Study Type: Interventional
Study Design: Allocation: Randomized
Endpoint Classification: Efficacy Study
Intervention Model: Parallel Assignment
Masking: Double Blind (Subject, Caregiver, Investigator, Outcomes Assessor)
Primary Purpose: Treatment
Official Title: A Double-blind Study of Riluzole Augmentation in Serotonin Reuptake Inhibitor-refractory Obsessive-compulsive Disorder and Depression

Resource links provided by NLM:

Further study details as provided by Yale University:

Primary Outcome Measures:
  • Yale-Brown Obsessive-Compulsive Scale (Y-BOCS) [ Time Frame: 14 weeks ] [ Designated as safety issue: No ]

Secondary Outcome Measures:
  • Hamilton Depression Inventory (HAM-D) [ Time Frame: 14 weeks ] [ Designated as safety issue: No ]
  • Hamilton Anxiety Inventory (HAM-A) [ Time Frame: 14 weeks ] [ Designated as safety issue: No ]
  • Clinical Global Impression (CGI) - Severity of Illness item [ Time Frame: 14 weeks ] [ Designated as safety issue: No ]

Estimated Enrollment: 60
Study Start Date: September 2006
Estimated Study Completion Date: October 2014
Estimated Primary Completion Date: October 2014 (Final data collection date for primary outcome measure)
Arms Assigned Interventions
Experimental: riluzole
Patients randomized to this arm will receive riluzole augmentation, at a standard, fixed dose (50 mg bid), in addition to the medication regimen they are on at enrollment
Drug: riluzole
50 mg PO bid, 12 weeks
Other Name: Rilutek (Sanofi-Aventis)
Placebo Comparator: placebo
Patients randomized to this arm will receive placebo, formulated to be indistinguishable from riluzole, in addition to the medication regimen they are on at study enrollment.
Drug: placebo
placebo, 1 capsule PO bid, 12 weeks


Ages Eligible for Study:   18 Years to 65 Years
Genders Eligible for Study:   Both
Accepts Healthy Volunteers:   No

Inclusion Criteria:

  • DSM-IV diagnosis of OCD, confirmed by SCID-IV; symptoms of at least 1 year duration
  • moderate to severe OCD symptoms (Y-BOCS > 16)
  • documented failure of an adequate trial of an SSRI
  • agreement to engage in a reliable form of birth control (women only)

Exclusion Criteria:

  • primary diagnosis of a psychotic disorder
  • active substance abuse or dependence
  • unstable medical condition
  • prior exposure to riluzole
  • prior psychosurgery
  • pregnancy, breastfeeding, or intent to become pregnant during study
  • liver function tests (LFTs) elevated to more than 2x the upper limit of normal
  • evidence of active liver disease
  • seizure disorder
  • active suicidal ideation
  Contacts and Locations
Choosing to participate in a study is an important personal decision.
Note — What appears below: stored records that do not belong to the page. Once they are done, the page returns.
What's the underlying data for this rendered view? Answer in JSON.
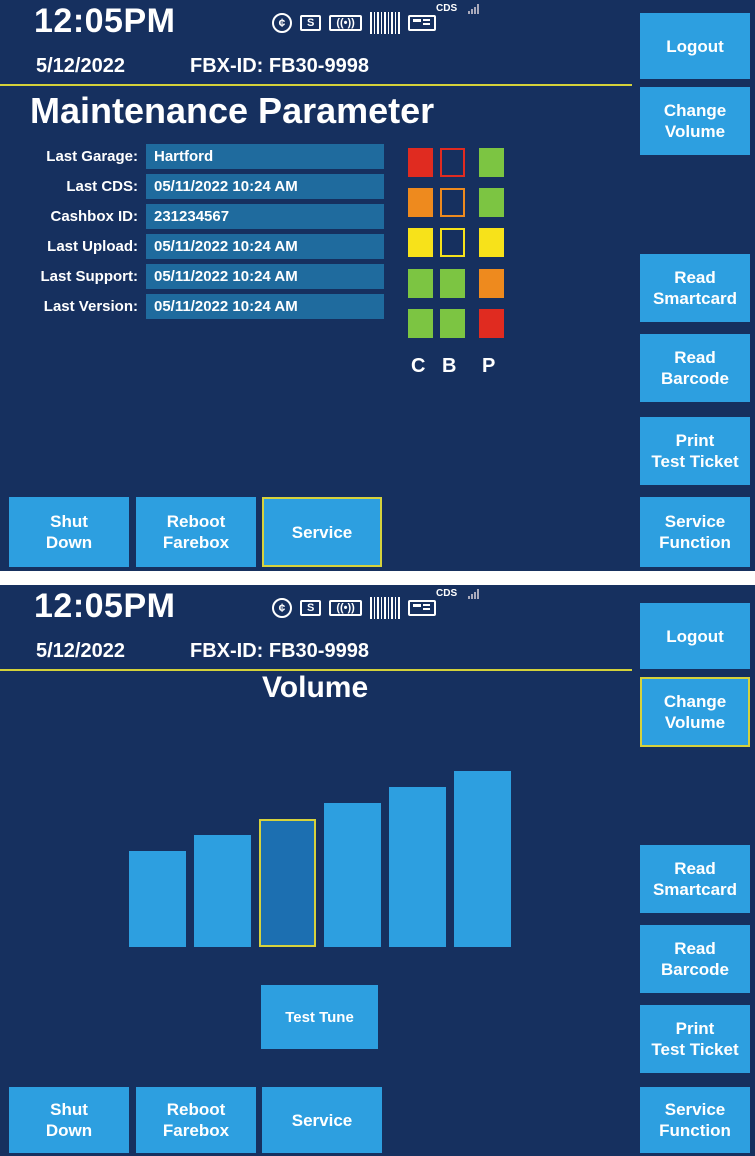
{
  "colors": {
    "background": "#16305f",
    "button": "#2d9fe0",
    "selected_border": "#d6d23c",
    "field": "#1f6b9e",
    "red": "#e02b20",
    "orange": "#ee8a1e",
    "yellow": "#f7e21a",
    "green": "#7cc542"
  },
  "status_bar": {
    "time": "12:05PM",
    "date": "5/12/2022",
    "fbx_id": "FBX-ID: FB30-9998",
    "icons": {
      "coin": "¢",
      "bill": "S",
      "contactless": "((•))",
      "barcode": "barcode-icon",
      "card": "card-icon",
      "cds": "CDS",
      "signal": "signal-icon"
    }
  },
  "side_buttons": {
    "logout": "Logout",
    "change_volume": "Change\nVolume",
    "read_smartcard": "Read\nSmartcard",
    "read_barcode": "Read\nBarcode",
    "print_test_ticket": "Print\nTest Ticket",
    "service_function": "Service\nFunction"
  },
  "bottom_buttons": {
    "shut_down": "Shut\nDown",
    "reboot_farebox": "Reboot\nFarebox",
    "service": "Service"
  },
  "maintenance": {
    "title": "Maintenance Parameter",
    "params": [
      {
        "label": "Last Garage:",
        "value": "Hartford"
      },
      {
        "label": "Last CDS:",
        "value": "05/11/2022 10:24 AM"
      },
      {
        "label": "Cashbox ID:",
        "value": "231234567"
      },
      {
        "label": "Last Upload:",
        "value": "05/11/2022 10:24 AM"
      },
      {
        "label": "Last Support:",
        "value": "05/11/2022 10:24 AM"
      },
      {
        "label": "Last Version:",
        "value": "05/11/2022 10:24 AM"
      }
    ],
    "indicators": {
      "C": [
        "red",
        "orange",
        "yellow",
        "green",
        "green"
      ],
      "B": [
        "red-outline",
        "orange-outline",
        "yellow-outline",
        "green",
        "green"
      ],
      "P": [
        "green",
        "green",
        "yellow",
        "orange",
        "red"
      ]
    },
    "column_labels": [
      "C",
      "B",
      "P"
    ]
  },
  "volume": {
    "title": "Volume",
    "level_count": 6,
    "selected_level": 3,
    "test_tune": "Test Tune"
  }
}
Talk with your doctor and family members or friends about deciding to join a study. To learn more about this study, you or your doctor may contact the study research staff using the Contacts provided below. For general information, see Learn About Clinical Studies.

Please refer to this study by its identifier: NCT00523718
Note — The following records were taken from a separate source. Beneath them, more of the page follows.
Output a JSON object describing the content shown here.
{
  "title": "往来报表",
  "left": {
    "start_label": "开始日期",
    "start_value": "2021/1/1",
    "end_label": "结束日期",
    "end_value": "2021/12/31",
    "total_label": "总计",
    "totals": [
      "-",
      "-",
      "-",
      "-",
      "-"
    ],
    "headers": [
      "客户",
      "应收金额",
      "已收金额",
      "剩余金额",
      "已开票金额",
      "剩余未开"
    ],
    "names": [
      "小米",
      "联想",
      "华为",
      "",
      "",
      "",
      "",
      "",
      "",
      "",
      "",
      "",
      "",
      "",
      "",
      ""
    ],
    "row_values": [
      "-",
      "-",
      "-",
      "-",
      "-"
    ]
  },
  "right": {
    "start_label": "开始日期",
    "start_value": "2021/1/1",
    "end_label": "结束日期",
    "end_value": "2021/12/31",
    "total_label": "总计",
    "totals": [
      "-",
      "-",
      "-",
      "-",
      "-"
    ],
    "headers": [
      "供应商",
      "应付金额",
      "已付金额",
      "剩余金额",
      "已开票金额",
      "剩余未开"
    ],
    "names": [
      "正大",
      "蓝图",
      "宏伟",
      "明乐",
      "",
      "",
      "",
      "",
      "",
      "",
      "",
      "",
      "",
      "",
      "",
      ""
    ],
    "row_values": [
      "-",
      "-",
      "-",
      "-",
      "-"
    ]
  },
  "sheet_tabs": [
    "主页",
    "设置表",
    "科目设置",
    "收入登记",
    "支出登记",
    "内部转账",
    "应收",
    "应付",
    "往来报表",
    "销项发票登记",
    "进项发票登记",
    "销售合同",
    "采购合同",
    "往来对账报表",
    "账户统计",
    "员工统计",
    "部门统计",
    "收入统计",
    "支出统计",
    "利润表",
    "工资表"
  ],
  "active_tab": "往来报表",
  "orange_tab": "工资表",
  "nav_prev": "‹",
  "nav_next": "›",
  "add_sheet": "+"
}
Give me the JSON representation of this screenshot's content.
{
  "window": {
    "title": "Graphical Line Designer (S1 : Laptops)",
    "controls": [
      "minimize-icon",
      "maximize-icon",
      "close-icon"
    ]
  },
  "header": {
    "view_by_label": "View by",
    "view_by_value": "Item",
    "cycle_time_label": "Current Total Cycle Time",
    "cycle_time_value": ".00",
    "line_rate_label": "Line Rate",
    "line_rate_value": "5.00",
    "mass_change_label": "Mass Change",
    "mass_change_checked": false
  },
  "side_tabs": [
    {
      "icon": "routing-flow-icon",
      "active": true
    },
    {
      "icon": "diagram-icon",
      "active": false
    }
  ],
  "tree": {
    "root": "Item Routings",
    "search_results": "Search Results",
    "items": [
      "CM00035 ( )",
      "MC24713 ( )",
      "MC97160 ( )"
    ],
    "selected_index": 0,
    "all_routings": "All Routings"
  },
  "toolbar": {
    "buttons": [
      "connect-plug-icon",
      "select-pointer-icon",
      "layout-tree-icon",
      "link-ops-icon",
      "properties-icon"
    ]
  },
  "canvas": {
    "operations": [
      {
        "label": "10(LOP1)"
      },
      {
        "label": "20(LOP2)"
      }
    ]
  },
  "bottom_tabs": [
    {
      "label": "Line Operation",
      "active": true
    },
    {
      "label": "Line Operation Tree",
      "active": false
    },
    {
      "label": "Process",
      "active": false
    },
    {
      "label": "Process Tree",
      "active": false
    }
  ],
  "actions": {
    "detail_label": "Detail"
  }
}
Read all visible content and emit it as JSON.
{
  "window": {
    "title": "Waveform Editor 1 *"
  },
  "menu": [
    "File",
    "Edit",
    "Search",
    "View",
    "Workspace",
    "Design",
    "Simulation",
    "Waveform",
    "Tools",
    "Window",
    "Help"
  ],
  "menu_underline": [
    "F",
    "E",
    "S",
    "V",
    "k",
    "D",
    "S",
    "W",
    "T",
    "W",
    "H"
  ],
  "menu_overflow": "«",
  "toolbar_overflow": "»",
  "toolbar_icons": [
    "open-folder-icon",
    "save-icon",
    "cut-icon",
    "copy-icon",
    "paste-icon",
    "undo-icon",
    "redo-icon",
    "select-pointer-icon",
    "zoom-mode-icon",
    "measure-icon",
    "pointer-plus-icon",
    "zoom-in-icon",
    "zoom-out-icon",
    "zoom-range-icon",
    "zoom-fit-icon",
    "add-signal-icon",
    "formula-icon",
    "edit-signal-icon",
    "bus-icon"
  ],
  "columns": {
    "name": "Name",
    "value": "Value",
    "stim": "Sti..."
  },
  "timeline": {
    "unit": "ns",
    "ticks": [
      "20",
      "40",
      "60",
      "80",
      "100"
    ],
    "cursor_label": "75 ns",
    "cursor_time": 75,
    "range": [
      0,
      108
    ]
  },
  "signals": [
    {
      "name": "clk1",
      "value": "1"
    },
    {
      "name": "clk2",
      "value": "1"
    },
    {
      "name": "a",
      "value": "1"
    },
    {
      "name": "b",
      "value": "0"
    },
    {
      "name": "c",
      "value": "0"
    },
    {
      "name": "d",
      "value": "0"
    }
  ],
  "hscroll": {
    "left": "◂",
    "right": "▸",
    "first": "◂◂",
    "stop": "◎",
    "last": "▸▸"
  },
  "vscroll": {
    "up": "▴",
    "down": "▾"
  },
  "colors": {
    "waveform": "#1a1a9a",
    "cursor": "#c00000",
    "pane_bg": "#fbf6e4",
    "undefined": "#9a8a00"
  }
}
United States, Connecticut
Yale OCD Research Clinic
New Haven, Connecticut, United States, 06508
Sponsors and Collaborators
Yale University
Principal Investigator: Christopher J Pittenger, MD, Ph.D. Yale University
  More Information

Additional Information:
Responsible Party: Christopher Pittenger, Principal Investigator, Yale University Identifier: NCT00523718     History of Changes
Other Study ID Numbers: YOCD-1
Study First Received: August 29, 2007
Last Updated: July 23, 2014
Health Authority: United States: Institutional Review Board

Keywords provided by Yale University:
obsessive-compulsive disorder

Additional relevant MeSH terms:
Compulsive Personality Disorder
Obsessive-Compulsive Disorder
Anxiety Disorders
Mental Disorders
Personality Disorders
Central Nervous System Agents
Excitatory Amino Acid Agents
Excitatory Amino Acid Antagonists
Molecular Mechanisms of Pharmacological Action
Neuroprotective Agents
Neurotransmitter Agents
Pharmacologic Actions
Physiological Effects of Drugs
Protective Agents
Therapeutic Uses processed this record on March 31, 2015